------ Entries shown

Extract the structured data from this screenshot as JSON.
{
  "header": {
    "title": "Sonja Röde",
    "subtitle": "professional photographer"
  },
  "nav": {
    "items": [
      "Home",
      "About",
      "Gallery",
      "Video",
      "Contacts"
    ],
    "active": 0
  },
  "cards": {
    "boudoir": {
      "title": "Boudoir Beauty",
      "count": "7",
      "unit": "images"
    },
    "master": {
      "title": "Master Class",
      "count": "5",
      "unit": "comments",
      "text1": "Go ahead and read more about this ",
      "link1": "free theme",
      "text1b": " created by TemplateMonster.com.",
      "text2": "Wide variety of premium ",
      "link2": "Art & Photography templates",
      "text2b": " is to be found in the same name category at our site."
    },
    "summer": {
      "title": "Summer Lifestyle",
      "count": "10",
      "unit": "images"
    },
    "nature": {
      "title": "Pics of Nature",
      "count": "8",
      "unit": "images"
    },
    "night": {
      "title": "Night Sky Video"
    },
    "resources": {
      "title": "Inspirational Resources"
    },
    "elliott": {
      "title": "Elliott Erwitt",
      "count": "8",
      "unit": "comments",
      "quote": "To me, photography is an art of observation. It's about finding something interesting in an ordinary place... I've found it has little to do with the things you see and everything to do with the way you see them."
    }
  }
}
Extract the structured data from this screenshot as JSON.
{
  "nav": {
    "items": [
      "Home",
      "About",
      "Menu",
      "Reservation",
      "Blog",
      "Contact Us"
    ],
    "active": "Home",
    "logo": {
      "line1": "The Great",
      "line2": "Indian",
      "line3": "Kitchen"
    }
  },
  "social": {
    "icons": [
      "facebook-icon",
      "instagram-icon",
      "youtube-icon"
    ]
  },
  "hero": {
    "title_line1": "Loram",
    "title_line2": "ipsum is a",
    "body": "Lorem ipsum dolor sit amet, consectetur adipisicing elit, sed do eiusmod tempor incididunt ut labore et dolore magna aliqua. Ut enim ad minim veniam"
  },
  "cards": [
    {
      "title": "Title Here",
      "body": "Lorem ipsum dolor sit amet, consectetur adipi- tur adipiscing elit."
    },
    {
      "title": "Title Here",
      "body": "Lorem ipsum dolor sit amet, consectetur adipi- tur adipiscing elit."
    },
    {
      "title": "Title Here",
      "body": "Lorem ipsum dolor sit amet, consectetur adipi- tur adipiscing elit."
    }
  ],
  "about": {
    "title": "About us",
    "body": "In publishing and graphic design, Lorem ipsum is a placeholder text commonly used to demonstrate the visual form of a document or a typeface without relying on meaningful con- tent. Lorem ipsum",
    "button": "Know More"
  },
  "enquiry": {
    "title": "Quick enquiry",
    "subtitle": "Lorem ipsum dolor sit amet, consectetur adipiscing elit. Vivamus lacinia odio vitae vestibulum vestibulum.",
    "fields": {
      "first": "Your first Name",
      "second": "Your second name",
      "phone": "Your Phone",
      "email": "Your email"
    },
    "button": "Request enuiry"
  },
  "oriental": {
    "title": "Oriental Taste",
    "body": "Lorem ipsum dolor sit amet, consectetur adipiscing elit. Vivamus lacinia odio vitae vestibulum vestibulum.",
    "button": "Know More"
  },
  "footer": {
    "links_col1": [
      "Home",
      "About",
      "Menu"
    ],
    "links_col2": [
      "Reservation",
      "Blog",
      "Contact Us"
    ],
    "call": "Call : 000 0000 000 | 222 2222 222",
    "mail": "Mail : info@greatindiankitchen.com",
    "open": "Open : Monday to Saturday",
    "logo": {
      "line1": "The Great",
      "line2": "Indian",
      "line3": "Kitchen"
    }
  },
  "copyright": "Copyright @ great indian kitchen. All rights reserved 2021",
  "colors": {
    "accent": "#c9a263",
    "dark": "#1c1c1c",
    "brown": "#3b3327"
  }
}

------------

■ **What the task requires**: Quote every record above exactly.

■ **Task answer**:
Extract the structured data from this screenshot as JSON.
{
  "header": {
    "title": "Sonja Röde",
    "subtitle": "professional photographer"
  },
  "nav": {
    "items": [
      "Home",
      "About",
      "Gallery",
      "Video",
      "Contacts"
    ],
    "active": 0
  },
  "cards": {
    "boudoir": {
      "title": "Boudoir Beauty",
      "count": "7",
      "unit": "images"
    },
    "master": {
      "title": "Master Class",
      "count": "5",
      "unit": "comments",
      "text1": "Go ahead and read more about this ",
      "link1": "free theme",
      "text1b": " created by TemplateMonster.com.",
      "text2": "Wide variety of premium ",
      "link2": "Art & Photography templates",
      "text2b": " is to be found in the same name category at our site."
    },
    "summer": {
      "title": "Summer Lifestyle",
      "count": "10",
      "unit": "images"
    },
    "nature": {
      "title": "Pics of Nature",
      "count": "8",
      "unit": "images"
    },
    "night": {
      "title": "Night Sky Video"
    },
    "resources": {
      "title": "Inspirational Resources"
    },
    "elliott": {
      "title": "Elliott Erwitt",
      "count": "8",
      "unit": "comments",
      "quote": "To me, photography is an art of observation. It's about finding something interesting in an ordinary place... I've found it has little to do with the things you see and everything to do with the way you see them."
    }
  }
}
Extract the structured data from this screenshot as JSON.
{
  "nav": {
    "items": [
      "Home",
      "About",
      "Menu",
      "Reservation",
      "Blog",
      "Contact Us"
    ],
    "active": "Home",
    "logo": {
      "line1": "The Great",
      "line2": "Indian",
      "line3": "Kitchen"
    }
  },
  "social": {
    "icons": [
      "facebook-icon",
      "instagram-icon",
      "youtube-icon"
    ]
  },
  "hero": {
    "title_line1": "Loram",
    "title_line2": "ipsum is a",
    "body": "Lorem ipsum dolor sit amet, consectetur adipisicing elit, sed do eiusmod tempor incididunt ut labore et dolore magna aliqua. Ut enim ad minim veniam"
  },
  "cards": [
    {
      "title": "Title Here",
      "body": "Lorem ipsum dolor sit amet, consectetur adipi- tur adipiscing elit."
    },
    {
      "title": "Title Here",
      "body": "Lorem ipsum dolor sit amet, consectetur adipi- tur adipiscing elit."
    },
    {
      "title": "Title Here",
      "body": "Lorem ipsum dolor sit amet, consectetur adipi- tur adipiscing elit."
    }
  ],
  "about": {
    "title": "About us",
    "body": "In publishing and graphic design, Lorem ipsum is a placeholder text commonly used to demonstrate the visual form of a document or a typeface without relying on meaningful con- tent. Lorem ipsum",
    "button": "Know More"
  },
  "enquiry": {
    "title": "Quick enquiry",
    "subtitle": "Lorem ipsum dolor sit amet, consectetur adipiscing elit. Vivamus lacinia odio vitae vestibulum vestibulum.",
    "fields": {
      "first": "Your first Name",
      "second": "Your second name",
      "phone": "Your Phone",
      "email": "Your email"
    },
    "button": "Request enuiry"
  },
  "oriental": {
    "title": "Oriental Taste",
    "body": "Lorem ipsum dolor sit amet, consectetur adipiscing elit. Vivamus lacinia odio vitae vestibulum vestibulum.",
    "button": "Know More"
  },
  "footer": {
    "links_col1": [
      "Home",
      "About",
      "Menu"
    ],
    "links_col2": [
      "Reservation",
      "Blog",
      "Contact Us"
    ],
    "call": "Call : 000 0000 000 | 222 2222 222",
    "mail": "Mail : info@greatindiankitchen.com",
    "open": "Open : Monday to Saturday",
    "logo": {
      "line1": "The Great",
      "line2": "Indian",
      "line3": "Kitchen"
    }
  },
  "copyright": "Copyright @ great indian kitchen. All rights reserved 2021",
  "colors": {
    "accent": "#c9a263",
    "dark": "#1c1c1c",
    "brown": "#3b3327"
  }
}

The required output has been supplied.